» **EXERCISE DETAILS**:
When the word "image" shows up in a line of the data below, copy that whole line.

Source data
* * *

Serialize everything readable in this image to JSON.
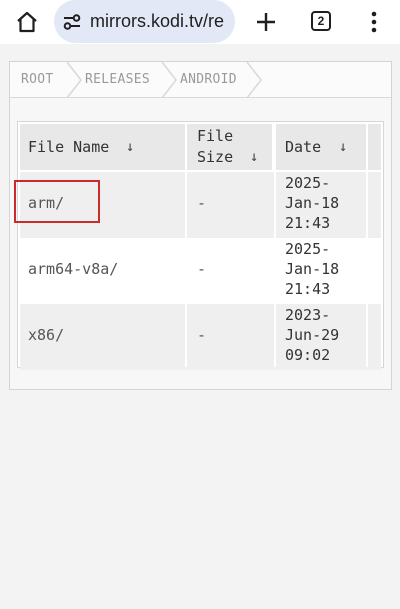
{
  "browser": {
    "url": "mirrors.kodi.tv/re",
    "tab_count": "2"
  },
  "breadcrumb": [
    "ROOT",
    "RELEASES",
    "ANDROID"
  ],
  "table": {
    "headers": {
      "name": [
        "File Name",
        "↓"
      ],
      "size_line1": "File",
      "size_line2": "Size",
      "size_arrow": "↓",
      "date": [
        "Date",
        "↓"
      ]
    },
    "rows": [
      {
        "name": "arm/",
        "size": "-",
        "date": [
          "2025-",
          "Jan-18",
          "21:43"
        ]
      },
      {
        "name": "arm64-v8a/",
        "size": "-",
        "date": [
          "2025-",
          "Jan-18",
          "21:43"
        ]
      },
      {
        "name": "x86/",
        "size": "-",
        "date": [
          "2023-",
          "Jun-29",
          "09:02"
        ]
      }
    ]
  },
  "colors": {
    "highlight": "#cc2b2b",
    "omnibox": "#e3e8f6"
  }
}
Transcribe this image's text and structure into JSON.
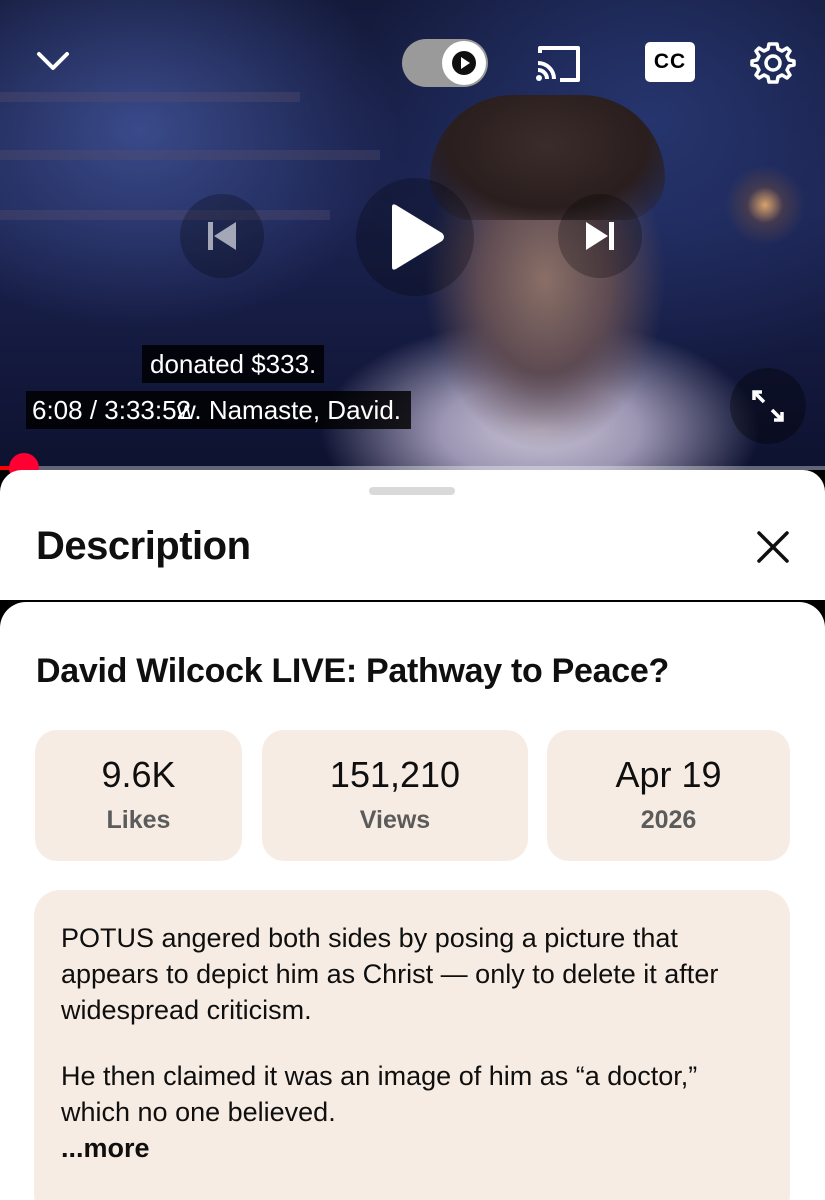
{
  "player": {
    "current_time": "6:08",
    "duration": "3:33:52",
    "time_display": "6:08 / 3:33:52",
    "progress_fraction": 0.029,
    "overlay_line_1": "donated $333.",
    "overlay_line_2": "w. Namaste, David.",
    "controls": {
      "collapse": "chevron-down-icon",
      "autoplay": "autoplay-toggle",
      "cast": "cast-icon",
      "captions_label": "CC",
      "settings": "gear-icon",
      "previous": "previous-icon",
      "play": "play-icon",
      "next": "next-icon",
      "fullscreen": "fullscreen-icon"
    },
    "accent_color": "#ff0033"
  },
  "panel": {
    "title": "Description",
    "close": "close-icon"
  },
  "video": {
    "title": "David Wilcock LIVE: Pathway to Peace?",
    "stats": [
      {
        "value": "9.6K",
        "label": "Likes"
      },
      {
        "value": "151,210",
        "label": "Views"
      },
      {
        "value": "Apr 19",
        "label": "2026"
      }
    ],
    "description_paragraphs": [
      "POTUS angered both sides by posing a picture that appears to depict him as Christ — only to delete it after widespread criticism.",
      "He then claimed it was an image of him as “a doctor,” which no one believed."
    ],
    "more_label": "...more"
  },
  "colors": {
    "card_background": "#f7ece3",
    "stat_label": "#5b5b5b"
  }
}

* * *

» **WRITTEN RESPONSE**:
Serialize everything readable in this image to JSON.
Transcribe this image's text and structure into JSON.
      "He then claimed it was an image of him as “a doctor,” which no one believed."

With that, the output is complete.